Protesters march from KLCC after Friday prayers to hand a memo to the embassy against the plant Protesters converged on the Australian high commission today as opponents of the on-going Lynas Advanced Material Plant (Lamp) project pile on the pressure against having a rare earth processing plant in Gebeng, Pahang.
This is the second such protest held in Kuala Lumpur since the first- held during the last Parliament meeting in March - barely two weeks before an international expert panel will spend six days here to scrutinise the project's safety aspects.
Some 200 people, made up of Kuantan residents, NGO representatives and members of PAS and PKR youth wings, gathered on the road some 50m from the high commission building just after Friday prayers at about 2pm, forming a tight group as around 100 police officers kept a watchful eye.
FRU officers formed human barriers at the junction turning into Jalan Yap Kwan Seng, where the high commission office is located, but otherwise allowed the protesters to go about their business.
With chants of “Stop Lynas!” and “Kami bukan tikus makmal! (We are not lab rats!)”, the protesters cheered on a delegation of six as they went in to the high commission to present a memorandum on the Lynas controversy to the Australian government.
The memorandum, addressed to the Australian high commissioner to Malaysia, urged the Australian government to do all it can to make sure Malaysians are safe from the threat of potential radiation poisoning.
“We are not convinced by the assurances of Lamp, (and others allied to their cause), that the Lamp is safe. If it truly were so, surely then your country should readily keep that industry within its borders, or at the very least be prepared to take back the waste (which contains the deadly thorium).
“But your country has flatly refused to take back their own waste,” the memorandum read.
No guarantee of safety
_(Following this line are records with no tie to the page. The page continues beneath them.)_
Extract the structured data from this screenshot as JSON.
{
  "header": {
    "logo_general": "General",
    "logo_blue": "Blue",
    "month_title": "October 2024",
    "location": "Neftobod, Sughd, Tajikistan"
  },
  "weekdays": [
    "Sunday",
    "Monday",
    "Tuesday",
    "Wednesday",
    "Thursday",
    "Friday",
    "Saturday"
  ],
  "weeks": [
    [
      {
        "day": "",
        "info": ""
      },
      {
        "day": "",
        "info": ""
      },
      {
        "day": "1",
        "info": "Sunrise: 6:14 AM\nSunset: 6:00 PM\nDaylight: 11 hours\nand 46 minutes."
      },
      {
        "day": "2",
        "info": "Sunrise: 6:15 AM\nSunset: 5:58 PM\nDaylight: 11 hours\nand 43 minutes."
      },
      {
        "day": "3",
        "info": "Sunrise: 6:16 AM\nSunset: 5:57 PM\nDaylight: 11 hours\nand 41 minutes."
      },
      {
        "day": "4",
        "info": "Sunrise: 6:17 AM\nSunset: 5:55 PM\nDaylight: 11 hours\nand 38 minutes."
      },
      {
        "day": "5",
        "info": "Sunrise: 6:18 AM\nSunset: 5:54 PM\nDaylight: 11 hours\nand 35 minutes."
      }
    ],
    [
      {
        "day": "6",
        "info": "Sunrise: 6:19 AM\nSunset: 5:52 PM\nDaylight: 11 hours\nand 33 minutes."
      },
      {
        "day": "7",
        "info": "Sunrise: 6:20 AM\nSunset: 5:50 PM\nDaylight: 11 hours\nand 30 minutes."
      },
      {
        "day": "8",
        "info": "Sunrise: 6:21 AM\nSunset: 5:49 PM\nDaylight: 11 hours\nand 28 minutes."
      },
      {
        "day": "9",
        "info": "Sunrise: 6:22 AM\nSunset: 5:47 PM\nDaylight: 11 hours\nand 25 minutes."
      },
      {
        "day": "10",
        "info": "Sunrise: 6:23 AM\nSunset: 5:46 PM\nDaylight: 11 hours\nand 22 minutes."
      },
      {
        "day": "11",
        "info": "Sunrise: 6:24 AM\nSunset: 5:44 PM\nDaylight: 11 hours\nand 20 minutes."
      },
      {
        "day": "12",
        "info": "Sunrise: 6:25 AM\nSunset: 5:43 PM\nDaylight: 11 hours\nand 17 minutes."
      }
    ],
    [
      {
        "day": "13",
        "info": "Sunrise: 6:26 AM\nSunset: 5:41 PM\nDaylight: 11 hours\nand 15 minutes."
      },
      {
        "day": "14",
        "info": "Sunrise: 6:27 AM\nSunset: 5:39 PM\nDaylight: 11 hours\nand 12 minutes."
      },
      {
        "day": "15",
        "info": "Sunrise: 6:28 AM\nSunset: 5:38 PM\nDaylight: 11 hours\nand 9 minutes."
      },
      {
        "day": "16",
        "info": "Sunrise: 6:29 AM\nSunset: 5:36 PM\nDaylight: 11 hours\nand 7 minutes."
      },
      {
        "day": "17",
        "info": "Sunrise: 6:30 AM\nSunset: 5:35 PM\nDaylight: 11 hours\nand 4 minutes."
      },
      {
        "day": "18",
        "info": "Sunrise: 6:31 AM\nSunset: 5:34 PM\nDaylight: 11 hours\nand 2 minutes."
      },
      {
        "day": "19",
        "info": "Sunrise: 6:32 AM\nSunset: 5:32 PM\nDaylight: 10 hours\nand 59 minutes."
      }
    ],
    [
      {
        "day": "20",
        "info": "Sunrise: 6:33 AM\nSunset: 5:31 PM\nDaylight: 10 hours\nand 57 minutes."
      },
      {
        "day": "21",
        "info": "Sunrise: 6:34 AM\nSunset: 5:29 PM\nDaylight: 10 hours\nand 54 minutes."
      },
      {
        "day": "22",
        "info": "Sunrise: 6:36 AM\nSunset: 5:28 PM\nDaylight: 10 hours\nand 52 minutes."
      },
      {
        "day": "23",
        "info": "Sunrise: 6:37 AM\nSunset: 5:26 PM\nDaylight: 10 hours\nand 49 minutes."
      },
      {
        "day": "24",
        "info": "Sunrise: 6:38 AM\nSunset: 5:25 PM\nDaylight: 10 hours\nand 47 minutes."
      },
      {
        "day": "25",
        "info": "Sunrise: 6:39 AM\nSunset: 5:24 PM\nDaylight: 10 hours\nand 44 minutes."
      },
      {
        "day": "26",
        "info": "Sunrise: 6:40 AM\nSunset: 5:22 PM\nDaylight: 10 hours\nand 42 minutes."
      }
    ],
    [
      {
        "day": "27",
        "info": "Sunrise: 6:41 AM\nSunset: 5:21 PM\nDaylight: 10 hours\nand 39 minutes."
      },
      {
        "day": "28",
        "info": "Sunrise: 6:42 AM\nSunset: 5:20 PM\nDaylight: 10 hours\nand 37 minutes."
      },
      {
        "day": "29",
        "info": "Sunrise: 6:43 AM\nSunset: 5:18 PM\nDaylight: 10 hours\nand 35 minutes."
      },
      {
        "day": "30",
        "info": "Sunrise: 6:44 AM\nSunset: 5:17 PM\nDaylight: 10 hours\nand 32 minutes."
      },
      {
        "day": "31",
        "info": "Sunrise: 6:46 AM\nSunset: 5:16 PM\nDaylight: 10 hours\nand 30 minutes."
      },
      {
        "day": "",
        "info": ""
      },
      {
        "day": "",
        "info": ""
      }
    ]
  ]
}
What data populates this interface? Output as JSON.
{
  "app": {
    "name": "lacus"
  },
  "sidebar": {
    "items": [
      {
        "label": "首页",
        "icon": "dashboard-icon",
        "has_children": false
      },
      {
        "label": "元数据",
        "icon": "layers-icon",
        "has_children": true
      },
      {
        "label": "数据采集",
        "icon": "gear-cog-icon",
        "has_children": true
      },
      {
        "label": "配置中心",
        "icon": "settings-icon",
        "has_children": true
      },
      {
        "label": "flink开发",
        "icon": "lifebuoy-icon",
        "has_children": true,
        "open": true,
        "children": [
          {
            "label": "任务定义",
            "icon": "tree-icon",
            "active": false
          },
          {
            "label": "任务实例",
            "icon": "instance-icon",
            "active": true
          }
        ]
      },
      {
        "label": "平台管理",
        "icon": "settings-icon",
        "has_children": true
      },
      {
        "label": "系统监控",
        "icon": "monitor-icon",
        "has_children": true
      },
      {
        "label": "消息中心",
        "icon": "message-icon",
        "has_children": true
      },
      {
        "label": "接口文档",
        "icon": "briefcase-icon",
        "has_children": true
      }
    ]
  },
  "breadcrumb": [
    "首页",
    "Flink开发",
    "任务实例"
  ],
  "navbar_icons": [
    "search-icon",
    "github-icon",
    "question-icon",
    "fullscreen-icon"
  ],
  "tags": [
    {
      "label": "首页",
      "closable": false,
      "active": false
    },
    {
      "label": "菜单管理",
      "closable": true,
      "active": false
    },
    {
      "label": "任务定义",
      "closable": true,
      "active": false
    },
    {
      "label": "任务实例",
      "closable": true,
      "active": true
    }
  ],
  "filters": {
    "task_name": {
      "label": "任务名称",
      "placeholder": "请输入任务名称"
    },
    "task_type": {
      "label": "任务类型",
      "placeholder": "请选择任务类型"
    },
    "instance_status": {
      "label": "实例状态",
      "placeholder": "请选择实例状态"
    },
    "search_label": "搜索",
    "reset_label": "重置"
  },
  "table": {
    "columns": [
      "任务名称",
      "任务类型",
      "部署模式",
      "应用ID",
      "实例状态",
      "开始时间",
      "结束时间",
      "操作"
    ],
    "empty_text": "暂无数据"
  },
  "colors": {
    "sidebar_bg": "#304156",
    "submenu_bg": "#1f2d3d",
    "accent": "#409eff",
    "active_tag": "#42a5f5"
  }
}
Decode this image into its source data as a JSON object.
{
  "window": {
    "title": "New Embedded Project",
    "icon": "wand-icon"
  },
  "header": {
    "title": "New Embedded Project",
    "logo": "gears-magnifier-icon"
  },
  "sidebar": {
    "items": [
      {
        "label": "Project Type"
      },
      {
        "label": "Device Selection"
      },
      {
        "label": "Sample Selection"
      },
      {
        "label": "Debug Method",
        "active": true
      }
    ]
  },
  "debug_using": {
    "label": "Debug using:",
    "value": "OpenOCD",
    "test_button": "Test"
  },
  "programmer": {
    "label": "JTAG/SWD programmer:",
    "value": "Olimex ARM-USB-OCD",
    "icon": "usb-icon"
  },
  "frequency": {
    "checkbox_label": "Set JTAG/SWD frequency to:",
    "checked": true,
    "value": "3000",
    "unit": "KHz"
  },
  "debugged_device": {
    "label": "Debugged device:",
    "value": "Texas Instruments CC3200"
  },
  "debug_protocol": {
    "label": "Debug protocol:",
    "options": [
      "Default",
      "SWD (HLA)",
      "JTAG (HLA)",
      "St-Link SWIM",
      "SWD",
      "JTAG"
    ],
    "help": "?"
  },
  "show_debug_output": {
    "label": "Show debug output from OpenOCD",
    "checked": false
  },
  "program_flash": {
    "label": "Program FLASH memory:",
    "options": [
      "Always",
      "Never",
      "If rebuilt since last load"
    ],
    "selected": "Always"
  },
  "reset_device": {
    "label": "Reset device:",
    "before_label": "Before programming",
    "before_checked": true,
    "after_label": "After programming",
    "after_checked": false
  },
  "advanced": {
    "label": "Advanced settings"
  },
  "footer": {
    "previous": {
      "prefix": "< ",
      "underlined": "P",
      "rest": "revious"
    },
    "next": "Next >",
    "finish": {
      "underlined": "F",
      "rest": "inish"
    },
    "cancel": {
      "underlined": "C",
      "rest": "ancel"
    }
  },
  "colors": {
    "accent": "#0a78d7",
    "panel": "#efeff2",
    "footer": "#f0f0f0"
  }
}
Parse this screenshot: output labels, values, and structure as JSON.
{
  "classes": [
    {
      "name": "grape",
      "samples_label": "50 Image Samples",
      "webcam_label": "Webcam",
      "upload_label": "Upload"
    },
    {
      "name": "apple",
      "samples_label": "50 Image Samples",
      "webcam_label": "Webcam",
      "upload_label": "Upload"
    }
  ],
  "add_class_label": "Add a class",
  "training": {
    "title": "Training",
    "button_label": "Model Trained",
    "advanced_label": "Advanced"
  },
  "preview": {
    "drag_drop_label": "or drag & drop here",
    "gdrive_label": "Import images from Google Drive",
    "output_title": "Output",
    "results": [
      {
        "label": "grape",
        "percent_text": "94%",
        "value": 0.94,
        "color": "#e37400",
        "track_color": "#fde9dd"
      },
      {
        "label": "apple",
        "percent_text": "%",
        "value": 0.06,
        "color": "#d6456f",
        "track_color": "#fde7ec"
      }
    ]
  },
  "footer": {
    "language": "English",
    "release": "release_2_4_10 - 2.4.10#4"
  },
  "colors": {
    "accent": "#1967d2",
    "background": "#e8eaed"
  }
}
Save Malaysia, Stop Lynas committee spokesperson Vincent Jiam, who was in the delegation, later said that the residents in Kuantan - just 20 minutes from Gebeng where the plant is being built - are outright opposed to the project.
“On moral grounds, Lynas is taking advantage of our outdated environmental law. Because of the loophole in the law, it is easy for Lynas to bring in the ore from other places.
“We cannot control it... the ore will come not only from Australia by that time (the plant is operational). Who can stand there, count and check every packet (of ore)?
“We don't want the industry to start at all, regardless of whether it is safe or not safe. We don't want it because there is no guarantee (of safety),” he said, adding that they give Lynas till Aug 31 to pack up and leave.
Rare earth industry 'disastrous'
Kuantan MP Fuziah Salleh echoed Jiam's concerns, questioning the moral fibre of Lynas' leadership in exploiting Malaysia's lax environmental protection.
“This industry is associated with much disaster. Nobody in the world wants to have it. Lynas said they got a licence in Australia, but why don't they do it there?
“I studied the matter and found that the requirements were too strict... in Australia you cannot have residents anywhere close-by. In Gebeng, you have 700,000 residents in a 35km radius (around the plant),” said Fuziah, who was also in the delegation.
The Lynas rare earth plant is expected to be completed by this September, despite facing public outrage over claims that its operations will produce radioactive waste that are potentially harmful to the public.
The Australian mining company and the Malaysian government have repeatedly assured that the plant will be safe and will not be a public hazard.Growing public anger over the project however forced the government to moot the formation of an international expert panel formed by the International Atomic Energy Agency, which is expected to furnish the government with a report on the plant's safety by the end of June.